Four different conditions of freeze-thaw protection were investigated: quick-freezing, quick-freezing, slow-freezing, slow-freezing, and slow-freezing. Under different frozen storage conditions, ordinary cryopreservation used as a control group to compare with other groups in protein content changes, the protein carbonylation content index under various frozen storage conditions increased with the number of freeze-thaw cycles, and the protein carbonylation content also increased.milk was divided into aliquots in high-pressure sterile EP tubes, labeled, and immediately placed in liquid nitrogen and then stored in a -80℃ freezer. This was followed by storage at -20℃, 4℃ and 37℃ for 0.5 h at each temperature. The samples were repeatedly mixed each time, the sealing film was removed, and the samples were centrifuged at 2000r/min for 5min and equilibrated to room temperature. Three sets of parallel samples were examined.

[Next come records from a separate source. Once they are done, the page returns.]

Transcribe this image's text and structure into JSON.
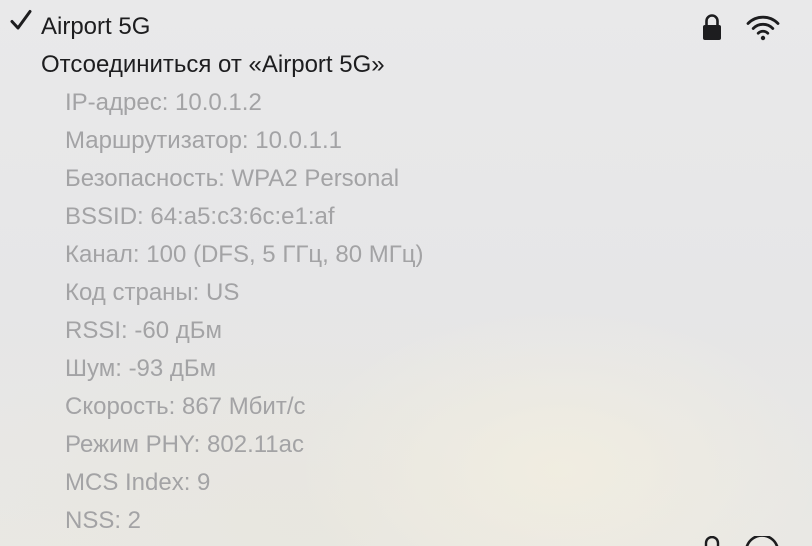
{
  "network": {
    "name": "Airport 5G",
    "connected": true,
    "icons": [
      "checkmark-icon",
      "lock-icon",
      "wifi-icon"
    ]
  },
  "menu": {
    "disconnect_label": "Отсоединиться от «Airport 5G»"
  },
  "details": [
    "IP-адрес: 10.0.1.2",
    "Маршрутизатор: 10.0.1.1",
    "Безопасность: WPA2 Personal",
    "BSSID: 64:a5:c3:6c:e1:af",
    "Канал: 100 (DFS, 5 ГГц, 80 МГц)",
    "Код страны: US",
    "RSSI: -60 дБм",
    "Шум: -93 дБм",
    "Скорость: 867 Мбит/с",
    "Режим PHY: 802.11ac",
    "MCS Index: 9",
    "NSS: 2"
  ],
  "colors": {
    "primary_text": "#1d1d1f",
    "disabled_text": "#a3a3a5",
    "background": "#e7e7e8"
  }
}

For the quick-frozen and instant-protected group, fresh milk was divided into aliquots in plastic EP tubes after autoclaving, randomly marked, immediately frozen in liquid nitrogen and transferred to a -80℃ freezer. After freezing for 0.5 h, samples were transferred to a 37℃ water bath. The samples were repeatedly mixed each time, the sealing film was removed, and samples were centrifuged at 2000 r/min for 5 min and equilibrated to room temperature. Three sets of parallel samples were examined and identified in groups.
For the slow-freezing and slow-dissolving protection group, fresh milk was divided into aliquots in high-pressure sterile EP tubes, labeled and incubated at 37℃, 4℃, -20℃ and -80℃ sequentially for 0.5 h each. The samples were then incubated at -20℃, 4℃ and 37℃ for 0.5 h each. Freeze-thaw cycles were repeated five times according to this method. Three sets of parallel samples were examined for each number of freeze-thaw cycles for group identification.

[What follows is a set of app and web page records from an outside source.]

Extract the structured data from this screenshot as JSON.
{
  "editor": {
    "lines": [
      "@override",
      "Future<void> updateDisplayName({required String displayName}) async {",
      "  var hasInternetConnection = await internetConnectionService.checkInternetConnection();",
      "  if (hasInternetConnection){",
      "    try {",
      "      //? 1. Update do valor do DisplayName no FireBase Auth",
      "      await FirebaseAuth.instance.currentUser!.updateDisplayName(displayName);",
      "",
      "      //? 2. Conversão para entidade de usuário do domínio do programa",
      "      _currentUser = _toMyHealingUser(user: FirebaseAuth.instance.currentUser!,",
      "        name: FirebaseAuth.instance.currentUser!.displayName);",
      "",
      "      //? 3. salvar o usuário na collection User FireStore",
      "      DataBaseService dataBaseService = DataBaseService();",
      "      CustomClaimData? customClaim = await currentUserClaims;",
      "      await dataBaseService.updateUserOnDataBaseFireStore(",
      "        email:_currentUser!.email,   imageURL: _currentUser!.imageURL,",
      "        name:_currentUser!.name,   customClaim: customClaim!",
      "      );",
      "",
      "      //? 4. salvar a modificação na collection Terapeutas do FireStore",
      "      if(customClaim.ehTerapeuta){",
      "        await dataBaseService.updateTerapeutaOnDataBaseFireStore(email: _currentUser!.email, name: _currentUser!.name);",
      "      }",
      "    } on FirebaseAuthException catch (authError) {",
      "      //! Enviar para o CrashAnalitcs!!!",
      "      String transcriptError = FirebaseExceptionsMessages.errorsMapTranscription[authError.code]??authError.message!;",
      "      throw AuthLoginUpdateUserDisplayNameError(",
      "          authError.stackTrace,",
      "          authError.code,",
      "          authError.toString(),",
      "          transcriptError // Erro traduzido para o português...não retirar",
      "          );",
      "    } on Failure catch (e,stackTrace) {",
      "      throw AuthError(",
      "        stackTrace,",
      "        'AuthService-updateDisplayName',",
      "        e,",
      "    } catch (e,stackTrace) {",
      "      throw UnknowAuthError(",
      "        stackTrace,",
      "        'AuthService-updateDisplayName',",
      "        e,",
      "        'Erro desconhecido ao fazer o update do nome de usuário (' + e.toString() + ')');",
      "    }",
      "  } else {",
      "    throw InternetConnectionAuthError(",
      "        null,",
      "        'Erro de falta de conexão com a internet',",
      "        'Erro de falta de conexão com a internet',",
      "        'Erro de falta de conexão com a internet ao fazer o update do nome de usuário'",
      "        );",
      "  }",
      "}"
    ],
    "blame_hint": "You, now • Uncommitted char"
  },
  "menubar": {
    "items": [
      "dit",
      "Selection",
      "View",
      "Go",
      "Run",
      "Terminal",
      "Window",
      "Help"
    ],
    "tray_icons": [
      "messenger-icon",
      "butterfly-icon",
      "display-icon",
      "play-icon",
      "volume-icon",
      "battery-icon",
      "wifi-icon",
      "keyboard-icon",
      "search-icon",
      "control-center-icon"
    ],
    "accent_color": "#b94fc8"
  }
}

Determination of protein carbonylation
The total protein TP detection kit was provided by Mindray. The testing was performed with a Mindray BS-800 automatic biochemical analyzer. The protein carbonyl content was determined according to the method of Levine (1994) with a protein carbonylation content determination kit provided by Beijing Solibao Technology Co., Ltd. in a 1.5 mL centrifuge tube, to which 0.1 mL of protein solution and 0.5 mL of 0.02 mol/L 2,4-dinitrophenylhydrazine in 2 mol/L HCl solution were added and reacted at 25℃ for 40 min. For blank samples, 0.5 mL of a 2 mol/L HCl solution without 2,4-dinitrophenylhydrazine was added. Then 0.5 mL of 20% trichloroacetic acid was added to the above reaction solution. Samples were centrifuged (11000 × g, 5 min, 4℃), the supernatant was discarded, and 1 mL of ethanol-acetic acid was used for protein precipitation. The ethyl acetate solution (volume ratio 1:1) was washed three times. After the solvent was evaporated, the protein was suspended in 1 mL of a 6 mol/L guanidine hydrochloride solution and incubated in a water bath at 37℃ for 30 minutes. The blank sample was used as a control, and the absorbance at 370 nm was measured. The content of the protein carbonyl derivative (nmol/mg protein) was calculated by using the molar absorption coefficient of 22000 M-1 cm-1. Three replicates of each sample were measured, and the median value was taken.
The formula for calculating the carbonyl content was:
carbonyl content (nmol/g myofin) = (A×n)/(ε × ρ)×109
In the formula, A represents the absorbance at the wavelength of 370 nm; n represents the dilution factor; ε represents the molar absorption coefficient of 22000/(L/(mol · cm)); and ρ represents the protein mass concentration (mg/mL).